Michelle McNamara‘s book I’ll Be Gone in the Dark: One Woman’s Obsessive Search for the Golden State Killer appeared to be a typical true crime work. It was actually quite different. Part of that difference is good and part of the difference is maddeningly bad.
The good: McNamara put together a great tale of the Golden State Killer and did so with solid research. This is one of the most thorough true crime stories I have read (and I have read a ton of them.) To say she did her homework is an understatement – even in a genre known for detailed research.
Another interesting factor behind this book is that the author, McNamara, spent so much time attempting to track down this rapist/murderer. She was not involved in law enforcement, just blogging. Well, that and married to comedian Patton Oswalt – so I guess that afforded her some free time. I also think that is the reason for the book’s success and upcoming HBO series.

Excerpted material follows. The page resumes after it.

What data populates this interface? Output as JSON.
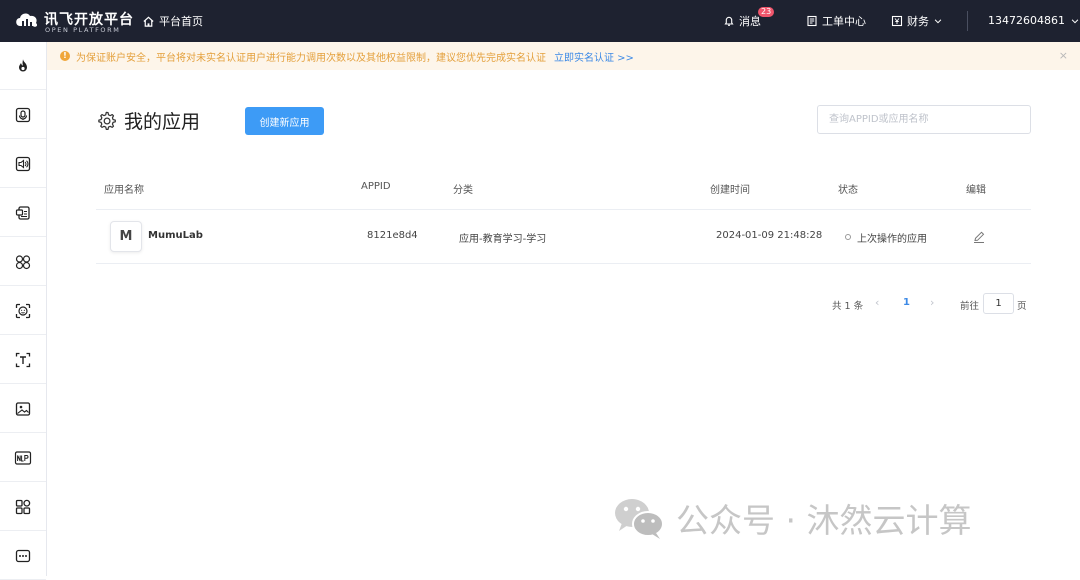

The bad: While extremely interesting, it comes across disjointed at times. The style changes throughout as she goes from storytelling to simple back and forth interview transcripts. The most maddening part however is the overuse of phrases like “not her real name” or “pseudonym” to explain that the names of victims are not used for their protection. To say she did it too many times doesn’t come close to explaining how often she did this in the book. It comes up sometimes multiple instances in a single paragraph.
I get it. You didn’t want to use their real names. Why not just say that at the beginning of the book? “Many of the names in this book are pseudonyms to protect the victims.”
I’m guessing it was done because the book is a collection of blog articles from the author’s website. In individual posts, you would put that disclaimer in each time understanding that it may be the only article someone reads on your site. It smacks of lazy editing though to simply cut-and-paste the blog posts into the book without changes.
Okay, minor peccadilloes aside, this is a really good story and worth reading. If there are any issues with this book, they re not with Michelle McNamara, they are with the editors.
On a side, sad note, Michelle McNamara died in 2016 before the book was published and before the biggest news of this tale. The Golden State Killer who had raped 50+ women and murdered 13 people was found! Joseph James DeAngelo a Navy veteran and former police officer was tied to the crimes thanks to a relative’s submission to GEDmatch – a free version of a DNA analysis service like 23andMe, Ancestry.com etc. He cannot be charged for any of the rapes because of the statute of limitations but is being prosecuted for the murders.
It is sad because she never lived to see her compulsion laid to rest. But, as her editors and husband explain in the book, she didn’t care who caught the guy – just that he was caught. I’m sure she cheered loudly at his arrest.
by Chris Doelle